**What you should do:** Reply with nothing but how many lines in the entries below include "true".

Segment Start: Recorded information

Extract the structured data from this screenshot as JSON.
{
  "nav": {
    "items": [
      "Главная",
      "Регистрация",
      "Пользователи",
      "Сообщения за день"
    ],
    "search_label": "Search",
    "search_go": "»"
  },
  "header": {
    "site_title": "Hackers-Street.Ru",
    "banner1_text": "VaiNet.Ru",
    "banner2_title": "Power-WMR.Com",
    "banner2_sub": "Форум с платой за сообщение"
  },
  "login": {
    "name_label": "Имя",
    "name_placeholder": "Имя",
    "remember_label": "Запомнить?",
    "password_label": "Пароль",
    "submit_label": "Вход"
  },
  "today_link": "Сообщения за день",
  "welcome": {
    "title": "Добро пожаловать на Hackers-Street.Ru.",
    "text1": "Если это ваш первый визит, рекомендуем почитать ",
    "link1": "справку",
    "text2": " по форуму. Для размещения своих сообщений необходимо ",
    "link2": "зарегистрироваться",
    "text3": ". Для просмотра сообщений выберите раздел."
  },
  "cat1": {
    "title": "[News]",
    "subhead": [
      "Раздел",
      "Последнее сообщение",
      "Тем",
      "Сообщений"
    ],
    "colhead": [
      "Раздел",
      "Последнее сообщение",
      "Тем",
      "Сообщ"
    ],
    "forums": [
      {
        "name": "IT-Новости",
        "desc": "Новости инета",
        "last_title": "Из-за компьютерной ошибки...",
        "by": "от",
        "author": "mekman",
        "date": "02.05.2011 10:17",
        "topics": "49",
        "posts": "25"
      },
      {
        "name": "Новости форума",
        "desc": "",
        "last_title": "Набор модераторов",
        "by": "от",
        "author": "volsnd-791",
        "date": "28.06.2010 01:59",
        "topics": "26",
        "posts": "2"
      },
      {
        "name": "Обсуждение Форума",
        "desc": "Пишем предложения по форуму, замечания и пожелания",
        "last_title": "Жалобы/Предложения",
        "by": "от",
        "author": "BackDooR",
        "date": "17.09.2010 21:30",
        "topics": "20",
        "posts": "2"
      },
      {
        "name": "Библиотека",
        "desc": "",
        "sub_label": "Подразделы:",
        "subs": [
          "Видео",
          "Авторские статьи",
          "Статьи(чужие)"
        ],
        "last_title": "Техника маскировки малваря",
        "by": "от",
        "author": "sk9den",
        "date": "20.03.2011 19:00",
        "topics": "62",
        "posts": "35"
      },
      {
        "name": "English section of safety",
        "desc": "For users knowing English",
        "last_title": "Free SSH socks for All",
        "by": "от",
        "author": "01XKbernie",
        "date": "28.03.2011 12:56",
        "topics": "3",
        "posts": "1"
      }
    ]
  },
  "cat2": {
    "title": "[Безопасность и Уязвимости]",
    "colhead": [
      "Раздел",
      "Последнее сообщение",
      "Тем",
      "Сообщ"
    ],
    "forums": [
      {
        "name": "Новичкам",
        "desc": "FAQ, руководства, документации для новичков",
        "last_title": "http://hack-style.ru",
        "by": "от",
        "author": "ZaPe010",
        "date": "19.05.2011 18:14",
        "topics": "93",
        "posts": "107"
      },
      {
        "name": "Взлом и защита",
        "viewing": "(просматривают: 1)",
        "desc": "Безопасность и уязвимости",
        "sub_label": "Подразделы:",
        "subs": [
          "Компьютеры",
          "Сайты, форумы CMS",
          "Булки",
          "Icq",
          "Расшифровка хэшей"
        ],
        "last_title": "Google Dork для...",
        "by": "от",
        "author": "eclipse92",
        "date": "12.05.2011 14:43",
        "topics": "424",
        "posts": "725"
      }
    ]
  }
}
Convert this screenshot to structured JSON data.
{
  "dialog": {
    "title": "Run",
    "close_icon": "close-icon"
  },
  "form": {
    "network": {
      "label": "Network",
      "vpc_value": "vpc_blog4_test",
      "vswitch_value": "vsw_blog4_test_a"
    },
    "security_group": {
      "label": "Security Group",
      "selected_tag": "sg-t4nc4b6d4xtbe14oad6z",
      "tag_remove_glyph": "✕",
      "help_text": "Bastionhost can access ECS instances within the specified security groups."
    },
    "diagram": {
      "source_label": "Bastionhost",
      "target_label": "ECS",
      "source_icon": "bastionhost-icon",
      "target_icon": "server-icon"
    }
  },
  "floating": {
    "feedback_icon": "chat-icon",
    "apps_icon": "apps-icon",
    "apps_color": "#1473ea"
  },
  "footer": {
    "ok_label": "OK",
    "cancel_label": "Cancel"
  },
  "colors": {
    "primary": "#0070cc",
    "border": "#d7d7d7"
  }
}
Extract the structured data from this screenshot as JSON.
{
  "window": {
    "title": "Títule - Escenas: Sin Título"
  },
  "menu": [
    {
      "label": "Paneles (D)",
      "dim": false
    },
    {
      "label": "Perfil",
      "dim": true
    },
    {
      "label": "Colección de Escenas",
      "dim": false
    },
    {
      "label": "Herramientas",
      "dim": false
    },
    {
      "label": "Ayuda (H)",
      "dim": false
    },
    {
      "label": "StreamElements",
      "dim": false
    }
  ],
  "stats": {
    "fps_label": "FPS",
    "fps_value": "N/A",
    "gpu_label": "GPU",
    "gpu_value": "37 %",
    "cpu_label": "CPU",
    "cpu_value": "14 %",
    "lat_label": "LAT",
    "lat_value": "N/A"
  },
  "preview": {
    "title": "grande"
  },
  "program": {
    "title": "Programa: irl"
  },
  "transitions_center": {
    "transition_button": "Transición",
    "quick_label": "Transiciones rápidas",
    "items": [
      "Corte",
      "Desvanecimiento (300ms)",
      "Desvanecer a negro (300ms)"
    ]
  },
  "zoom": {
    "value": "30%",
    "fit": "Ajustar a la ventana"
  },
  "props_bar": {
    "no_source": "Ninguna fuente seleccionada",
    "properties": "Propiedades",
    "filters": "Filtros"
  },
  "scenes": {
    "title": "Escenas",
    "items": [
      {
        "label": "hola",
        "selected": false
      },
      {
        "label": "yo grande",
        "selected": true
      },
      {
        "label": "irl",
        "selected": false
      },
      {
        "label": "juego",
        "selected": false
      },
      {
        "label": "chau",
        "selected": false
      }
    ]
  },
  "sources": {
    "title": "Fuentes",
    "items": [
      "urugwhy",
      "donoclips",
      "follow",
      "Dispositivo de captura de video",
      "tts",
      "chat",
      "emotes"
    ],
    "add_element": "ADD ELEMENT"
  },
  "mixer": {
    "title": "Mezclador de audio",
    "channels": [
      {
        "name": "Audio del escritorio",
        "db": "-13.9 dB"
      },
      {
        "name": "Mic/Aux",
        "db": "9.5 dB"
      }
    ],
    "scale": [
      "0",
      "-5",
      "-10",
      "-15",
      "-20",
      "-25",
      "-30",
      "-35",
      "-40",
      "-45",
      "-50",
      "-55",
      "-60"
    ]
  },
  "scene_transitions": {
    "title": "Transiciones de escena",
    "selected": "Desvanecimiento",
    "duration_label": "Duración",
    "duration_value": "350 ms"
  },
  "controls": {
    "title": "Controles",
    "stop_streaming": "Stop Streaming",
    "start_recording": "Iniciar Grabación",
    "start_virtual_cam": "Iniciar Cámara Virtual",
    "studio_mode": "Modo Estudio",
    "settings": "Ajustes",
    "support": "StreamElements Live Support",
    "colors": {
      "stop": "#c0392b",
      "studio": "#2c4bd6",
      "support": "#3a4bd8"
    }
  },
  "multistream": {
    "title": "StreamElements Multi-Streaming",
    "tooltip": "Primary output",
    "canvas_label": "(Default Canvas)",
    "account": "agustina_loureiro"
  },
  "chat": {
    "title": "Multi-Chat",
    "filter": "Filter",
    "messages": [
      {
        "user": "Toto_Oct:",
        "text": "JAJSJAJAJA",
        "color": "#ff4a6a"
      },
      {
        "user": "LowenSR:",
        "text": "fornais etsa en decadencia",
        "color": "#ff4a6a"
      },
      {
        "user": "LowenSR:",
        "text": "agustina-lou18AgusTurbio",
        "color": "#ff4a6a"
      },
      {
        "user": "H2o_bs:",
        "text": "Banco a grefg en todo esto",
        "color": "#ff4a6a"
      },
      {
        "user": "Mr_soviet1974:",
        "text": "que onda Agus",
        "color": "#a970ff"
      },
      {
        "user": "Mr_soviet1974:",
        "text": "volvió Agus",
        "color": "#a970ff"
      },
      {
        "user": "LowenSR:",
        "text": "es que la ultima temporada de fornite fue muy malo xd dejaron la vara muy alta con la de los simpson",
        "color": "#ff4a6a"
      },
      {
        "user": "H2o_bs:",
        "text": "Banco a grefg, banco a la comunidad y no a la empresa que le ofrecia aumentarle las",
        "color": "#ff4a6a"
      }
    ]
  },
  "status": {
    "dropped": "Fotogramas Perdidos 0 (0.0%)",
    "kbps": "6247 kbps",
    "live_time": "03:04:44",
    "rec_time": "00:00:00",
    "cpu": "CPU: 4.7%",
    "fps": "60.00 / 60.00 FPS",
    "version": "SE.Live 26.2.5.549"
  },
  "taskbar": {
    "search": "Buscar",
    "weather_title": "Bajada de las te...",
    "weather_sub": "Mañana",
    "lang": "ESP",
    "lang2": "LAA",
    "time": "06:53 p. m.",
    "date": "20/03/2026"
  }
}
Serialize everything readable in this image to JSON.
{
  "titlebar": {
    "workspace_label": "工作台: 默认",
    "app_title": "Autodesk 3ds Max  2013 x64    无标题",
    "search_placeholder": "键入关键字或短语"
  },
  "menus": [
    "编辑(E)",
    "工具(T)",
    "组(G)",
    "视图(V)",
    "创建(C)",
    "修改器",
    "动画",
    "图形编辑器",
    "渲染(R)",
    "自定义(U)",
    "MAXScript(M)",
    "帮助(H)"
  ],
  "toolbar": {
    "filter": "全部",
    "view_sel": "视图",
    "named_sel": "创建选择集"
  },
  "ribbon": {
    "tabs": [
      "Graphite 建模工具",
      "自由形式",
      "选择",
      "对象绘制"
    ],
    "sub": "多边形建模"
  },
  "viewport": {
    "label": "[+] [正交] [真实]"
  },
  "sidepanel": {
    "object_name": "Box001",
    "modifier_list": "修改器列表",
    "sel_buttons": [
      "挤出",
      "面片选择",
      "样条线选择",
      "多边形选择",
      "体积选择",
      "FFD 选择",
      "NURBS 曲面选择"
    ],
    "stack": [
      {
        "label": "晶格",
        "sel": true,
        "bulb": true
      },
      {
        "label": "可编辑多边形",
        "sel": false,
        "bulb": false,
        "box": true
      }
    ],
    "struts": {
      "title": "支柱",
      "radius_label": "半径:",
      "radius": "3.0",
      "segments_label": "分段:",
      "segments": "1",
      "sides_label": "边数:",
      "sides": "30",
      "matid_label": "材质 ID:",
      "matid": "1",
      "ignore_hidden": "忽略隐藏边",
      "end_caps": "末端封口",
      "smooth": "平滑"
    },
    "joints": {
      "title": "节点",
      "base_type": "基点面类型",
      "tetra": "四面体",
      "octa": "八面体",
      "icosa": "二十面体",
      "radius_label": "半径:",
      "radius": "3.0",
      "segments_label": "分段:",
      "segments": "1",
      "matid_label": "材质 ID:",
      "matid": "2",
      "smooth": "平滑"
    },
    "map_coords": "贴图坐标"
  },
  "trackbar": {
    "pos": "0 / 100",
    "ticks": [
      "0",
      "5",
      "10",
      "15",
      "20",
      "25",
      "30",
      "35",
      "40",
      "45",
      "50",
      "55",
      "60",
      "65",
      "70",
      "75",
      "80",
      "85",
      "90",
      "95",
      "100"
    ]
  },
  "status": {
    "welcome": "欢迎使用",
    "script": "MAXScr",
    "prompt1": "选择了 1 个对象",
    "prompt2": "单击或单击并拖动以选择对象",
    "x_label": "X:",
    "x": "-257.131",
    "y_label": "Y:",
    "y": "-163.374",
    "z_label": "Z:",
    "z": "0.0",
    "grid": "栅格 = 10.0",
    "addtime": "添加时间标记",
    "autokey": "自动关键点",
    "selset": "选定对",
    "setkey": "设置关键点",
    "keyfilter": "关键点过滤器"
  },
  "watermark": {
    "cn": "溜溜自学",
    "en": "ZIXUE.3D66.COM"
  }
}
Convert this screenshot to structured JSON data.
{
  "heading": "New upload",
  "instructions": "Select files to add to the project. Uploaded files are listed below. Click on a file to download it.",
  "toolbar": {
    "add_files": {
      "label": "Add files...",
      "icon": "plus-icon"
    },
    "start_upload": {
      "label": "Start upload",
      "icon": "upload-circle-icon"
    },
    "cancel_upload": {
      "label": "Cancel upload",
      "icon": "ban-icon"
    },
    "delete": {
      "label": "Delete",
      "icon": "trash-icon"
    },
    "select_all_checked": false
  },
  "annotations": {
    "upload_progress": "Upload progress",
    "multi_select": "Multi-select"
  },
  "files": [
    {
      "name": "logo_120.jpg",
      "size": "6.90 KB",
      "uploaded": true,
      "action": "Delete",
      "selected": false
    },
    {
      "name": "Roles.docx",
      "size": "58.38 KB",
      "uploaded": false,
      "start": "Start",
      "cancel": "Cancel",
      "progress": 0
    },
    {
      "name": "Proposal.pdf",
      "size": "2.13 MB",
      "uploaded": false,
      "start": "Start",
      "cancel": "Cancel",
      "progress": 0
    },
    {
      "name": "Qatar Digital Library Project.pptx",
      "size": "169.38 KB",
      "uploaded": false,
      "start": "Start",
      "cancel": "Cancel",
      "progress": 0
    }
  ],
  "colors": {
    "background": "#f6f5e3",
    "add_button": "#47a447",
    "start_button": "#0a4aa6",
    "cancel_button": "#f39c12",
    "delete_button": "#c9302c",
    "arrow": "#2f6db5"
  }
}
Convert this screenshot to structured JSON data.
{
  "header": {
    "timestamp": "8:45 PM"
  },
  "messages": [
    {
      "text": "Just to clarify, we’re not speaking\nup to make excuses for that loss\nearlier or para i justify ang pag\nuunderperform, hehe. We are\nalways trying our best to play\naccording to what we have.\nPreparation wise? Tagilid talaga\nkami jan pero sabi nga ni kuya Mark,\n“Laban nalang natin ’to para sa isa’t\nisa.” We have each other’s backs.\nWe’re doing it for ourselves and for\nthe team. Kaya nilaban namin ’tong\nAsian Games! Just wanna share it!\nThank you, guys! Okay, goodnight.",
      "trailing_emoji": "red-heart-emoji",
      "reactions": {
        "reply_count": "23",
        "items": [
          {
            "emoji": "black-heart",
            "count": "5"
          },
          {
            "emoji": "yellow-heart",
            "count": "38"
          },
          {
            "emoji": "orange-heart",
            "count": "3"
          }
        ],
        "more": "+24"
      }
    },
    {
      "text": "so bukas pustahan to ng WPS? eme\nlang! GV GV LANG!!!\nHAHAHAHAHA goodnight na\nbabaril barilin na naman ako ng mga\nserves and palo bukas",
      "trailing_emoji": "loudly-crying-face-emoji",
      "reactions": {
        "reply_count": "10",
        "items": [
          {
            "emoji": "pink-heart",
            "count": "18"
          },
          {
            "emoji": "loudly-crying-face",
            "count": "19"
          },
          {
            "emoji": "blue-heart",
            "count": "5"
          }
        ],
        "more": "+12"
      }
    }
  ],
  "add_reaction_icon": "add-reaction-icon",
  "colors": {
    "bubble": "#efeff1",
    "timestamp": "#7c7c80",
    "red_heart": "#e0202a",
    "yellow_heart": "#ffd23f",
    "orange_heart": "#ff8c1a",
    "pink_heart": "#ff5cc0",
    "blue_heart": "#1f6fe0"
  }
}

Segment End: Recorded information

**Answer section:** 6